* Exercise directions
No output is needed beyond the number of lines in the listing that contain the word "before".

--- --- ---

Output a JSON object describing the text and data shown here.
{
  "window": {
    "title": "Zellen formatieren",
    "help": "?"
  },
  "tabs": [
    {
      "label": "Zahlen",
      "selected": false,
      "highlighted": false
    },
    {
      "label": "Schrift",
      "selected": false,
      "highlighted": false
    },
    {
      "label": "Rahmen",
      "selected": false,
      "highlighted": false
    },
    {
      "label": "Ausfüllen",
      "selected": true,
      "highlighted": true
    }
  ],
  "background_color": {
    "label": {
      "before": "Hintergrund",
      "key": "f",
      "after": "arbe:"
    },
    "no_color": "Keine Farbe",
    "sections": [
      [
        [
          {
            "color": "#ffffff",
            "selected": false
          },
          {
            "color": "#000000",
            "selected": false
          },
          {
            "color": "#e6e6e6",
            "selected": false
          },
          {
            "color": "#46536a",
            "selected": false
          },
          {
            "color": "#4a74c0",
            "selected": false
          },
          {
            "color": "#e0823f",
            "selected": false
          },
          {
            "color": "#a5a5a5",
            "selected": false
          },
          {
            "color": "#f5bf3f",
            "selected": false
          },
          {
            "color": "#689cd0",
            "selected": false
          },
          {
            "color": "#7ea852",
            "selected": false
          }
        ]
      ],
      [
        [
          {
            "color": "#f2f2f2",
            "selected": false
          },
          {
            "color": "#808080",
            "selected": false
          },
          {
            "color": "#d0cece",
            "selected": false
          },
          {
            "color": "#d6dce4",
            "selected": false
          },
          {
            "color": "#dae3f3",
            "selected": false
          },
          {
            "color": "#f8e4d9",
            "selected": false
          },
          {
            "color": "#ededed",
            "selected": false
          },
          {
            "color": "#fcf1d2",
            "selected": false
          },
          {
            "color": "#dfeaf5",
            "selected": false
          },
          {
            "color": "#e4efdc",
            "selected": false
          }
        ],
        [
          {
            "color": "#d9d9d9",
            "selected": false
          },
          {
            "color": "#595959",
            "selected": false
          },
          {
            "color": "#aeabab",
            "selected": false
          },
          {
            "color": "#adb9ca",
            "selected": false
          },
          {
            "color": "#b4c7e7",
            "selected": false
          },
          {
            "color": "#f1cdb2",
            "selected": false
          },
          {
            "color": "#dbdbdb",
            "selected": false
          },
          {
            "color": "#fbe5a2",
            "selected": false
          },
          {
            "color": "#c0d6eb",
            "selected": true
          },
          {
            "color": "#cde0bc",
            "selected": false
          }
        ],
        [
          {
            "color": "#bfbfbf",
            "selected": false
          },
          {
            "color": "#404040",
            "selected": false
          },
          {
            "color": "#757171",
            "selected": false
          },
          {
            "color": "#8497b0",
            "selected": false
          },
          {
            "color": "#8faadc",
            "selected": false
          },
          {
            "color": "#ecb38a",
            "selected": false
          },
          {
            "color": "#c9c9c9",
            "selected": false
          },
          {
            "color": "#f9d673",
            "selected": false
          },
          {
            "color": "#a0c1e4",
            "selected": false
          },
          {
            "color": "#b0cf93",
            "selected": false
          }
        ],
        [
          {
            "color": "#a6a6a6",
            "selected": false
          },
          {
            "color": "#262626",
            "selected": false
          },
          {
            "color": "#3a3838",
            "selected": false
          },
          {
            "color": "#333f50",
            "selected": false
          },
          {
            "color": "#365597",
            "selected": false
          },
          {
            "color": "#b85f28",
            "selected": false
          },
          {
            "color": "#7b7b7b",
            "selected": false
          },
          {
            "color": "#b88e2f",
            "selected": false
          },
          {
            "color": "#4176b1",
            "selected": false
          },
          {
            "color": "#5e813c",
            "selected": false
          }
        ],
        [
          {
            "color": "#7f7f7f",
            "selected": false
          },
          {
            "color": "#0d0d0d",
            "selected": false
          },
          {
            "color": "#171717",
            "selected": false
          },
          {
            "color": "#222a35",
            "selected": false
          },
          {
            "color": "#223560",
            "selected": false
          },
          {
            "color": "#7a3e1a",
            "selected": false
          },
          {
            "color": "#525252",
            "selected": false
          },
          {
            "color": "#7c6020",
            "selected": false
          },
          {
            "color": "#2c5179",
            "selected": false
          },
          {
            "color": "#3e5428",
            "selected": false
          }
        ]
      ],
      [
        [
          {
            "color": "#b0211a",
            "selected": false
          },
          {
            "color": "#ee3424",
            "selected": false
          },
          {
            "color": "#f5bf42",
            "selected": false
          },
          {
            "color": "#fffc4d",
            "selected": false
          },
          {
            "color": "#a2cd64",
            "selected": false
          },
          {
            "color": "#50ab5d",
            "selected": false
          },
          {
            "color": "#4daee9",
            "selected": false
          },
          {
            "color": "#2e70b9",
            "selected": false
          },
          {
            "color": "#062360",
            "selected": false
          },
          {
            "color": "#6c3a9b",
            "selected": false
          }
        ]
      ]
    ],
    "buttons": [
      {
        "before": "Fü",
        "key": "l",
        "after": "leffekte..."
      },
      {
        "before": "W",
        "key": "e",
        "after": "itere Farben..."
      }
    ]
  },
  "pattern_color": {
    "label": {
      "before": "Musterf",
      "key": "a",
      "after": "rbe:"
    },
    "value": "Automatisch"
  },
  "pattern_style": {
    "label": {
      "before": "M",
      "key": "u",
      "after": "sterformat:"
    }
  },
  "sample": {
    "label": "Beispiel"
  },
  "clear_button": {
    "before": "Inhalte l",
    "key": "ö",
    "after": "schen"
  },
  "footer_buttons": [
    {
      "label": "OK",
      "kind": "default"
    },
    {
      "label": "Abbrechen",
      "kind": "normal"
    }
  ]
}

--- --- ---

* Answer
6